Pregnancy and new motherhood forces you into roles for which you can't prepare, for which there is no personal compass. Sure, you can read every book ever written on the subject, but it's no substitute for experience. And now, at least to some degree, while I'm not old Mother Hubbard, I've had some experience, and I know, at least to some extent, what to expect of myself and of the journey.
And beyond all of what I know now, Husband is going to be the PPD police. You can be sure of that.
(And just so we're clear, I look at Ethan now and I can't fathom that there was ever a cell in my body that didn't just hurt with love for him. There is a little piece of guilt tucked away in my heart for always that I didn't immediately know just how phenomenal he was and that I didn't beam with love for him from the very get-go. But that love, when it does (finally, thank god!) take over, is the most intense emotion I've ever felt. I'm not sure I can imagine how my heart could grow enough to love another one as much as I love him, but I've seen it happen, so I have to believe it's possible.)
I also don't think our choice to have two children is based on the idea of having two babies. For some, babyhood is the part you have to go through to get to the "good stuff". Don't get me wrong, I do look forward to having another sweet, tiny, cuddly newborn wrapped in receiving blankets and nursing at my breast. Many of the things that caused me such angst then have smoothed out around the edges in my memory. No, I didn't sleep more than an hour or two at a time, but I laughed at Conan O'Brien a LOT during those first few months.
For us, having two children is about having two children, not about going through pregnancy or infancy twice. Yes, we have to do that to get to where we want to be. But it's the kids--playing together in the backyard, horsing around under the dining room table under a tent of blankets, building sandcastles together at the beach, and probably beating the snot out of each other on a daily basis for several years. That's why we want two kids.

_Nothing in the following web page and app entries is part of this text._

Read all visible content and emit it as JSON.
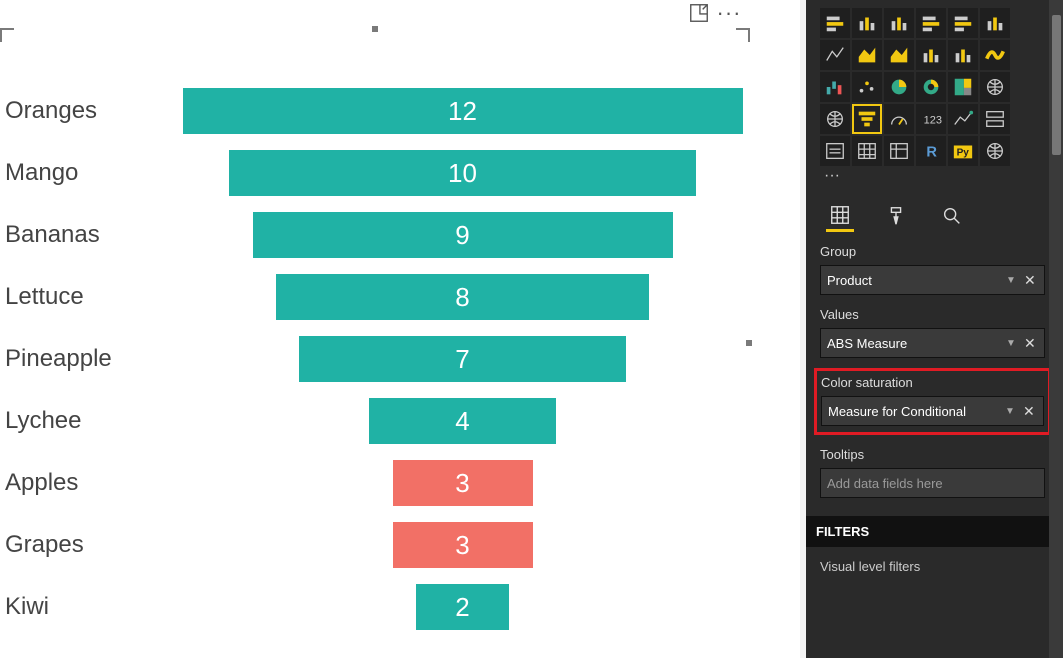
{
  "chart_data": {
    "type": "bar",
    "orientation": "funnel",
    "categories": [
      "Oranges",
      "Mango",
      "Bananas",
      "Lettuce",
      "Pineapple",
      "Lychee",
      "Apples",
      "Grapes",
      "Kiwi"
    ],
    "values": [
      12,
      10,
      9,
      8,
      7,
      4,
      3,
      3,
      2
    ],
    "colors": [
      "#20b2a5",
      "#20b2a5",
      "#20b2a5",
      "#20b2a5",
      "#20b2a5",
      "#20b2a5",
      "#f27066",
      "#f27066",
      "#20b2a5"
    ],
    "title": "",
    "xlabel": "",
    "ylabel": "",
    "value_max": 12
  },
  "vis_pane": {
    "tabs": {
      "fields": "Fields",
      "format": "Format",
      "analytics": "Analytics"
    },
    "group": {
      "label": "Group",
      "value": "Product"
    },
    "values": {
      "label": "Values",
      "value": "ABS Measure"
    },
    "color_sat": {
      "label": "Color saturation",
      "value": "Measure for Conditional"
    },
    "tooltips": {
      "label": "Tooltips",
      "placeholder": "Add data fields here"
    },
    "filters_header": "FILTERS",
    "visual_filters": "Visual level filters"
  },
  "gallery_icons": [
    "bar-stacked",
    "column-stacked",
    "column-clustered",
    "bar-clustered",
    "bar-100",
    "column-100",
    "line",
    "area",
    "area-stacked",
    "line-column",
    "line-column-clustered",
    "ribbon",
    "waterfall",
    "scatter",
    "pie",
    "donut",
    "treemap",
    "map-globe",
    "filled-map",
    "funnel",
    "gauge",
    "card",
    "kpi",
    "multi-card",
    "slicer",
    "table",
    "matrix",
    "r-visual",
    "py-visual",
    "arcgis"
  ],
  "py_label": "Py",
  "r_label": "R"
}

It's about watching two people learn from us, each other, the world around them, to see who they turn into and watch that development in the coming years; hopefully contributing to it in some positive way.

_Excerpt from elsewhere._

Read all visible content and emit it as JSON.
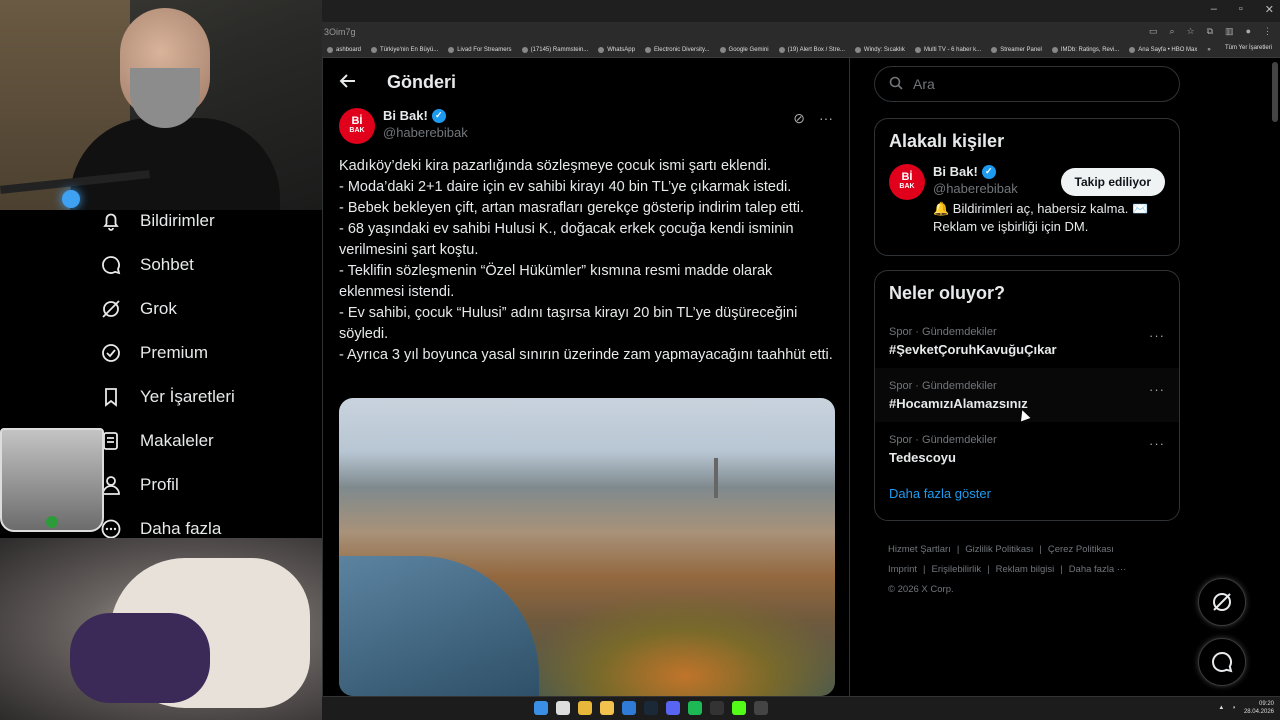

It's so that over holiday dinners years from now, they can tell stories to their wives or husbands and children about what crazy things they did to each other as kids. If they are like Husband and his sister, they will commandeer each other's memories so that wild and unresolvable arguments about whose memory it actually is will ensue to the point of absolute hilarity. It's so that when we are old and they are faced with losing us, that they should have each other to lean on. So that they are never alone.
I couldn't put all of that together when she first asked if we "should" have another child. All I could do was stammer and read her question as a condemnation of the depressed woman who shouldn't torture herself, her husband, toddler and newborn with her own craziness at going through the process again. And I'd like to promise that I won't go through any of that again. That next time I will breeze through it all with the grace and aplomb of a natural earth-mother. I'm not sure I will, though. There could be some craziness in the forecast. But just like now I know the colic will stop and the exhaustion will stop, I know the feelings of darkness can come with new motherhood will also stop, and that I can do something about it before I ever find myself crying in a dry bathtub trying to figure out on whom I can pawn off my newborn (especially since Karen has her beautiful and perfect Sammy now).
So, yes. I should. We should. And hopefully, we will.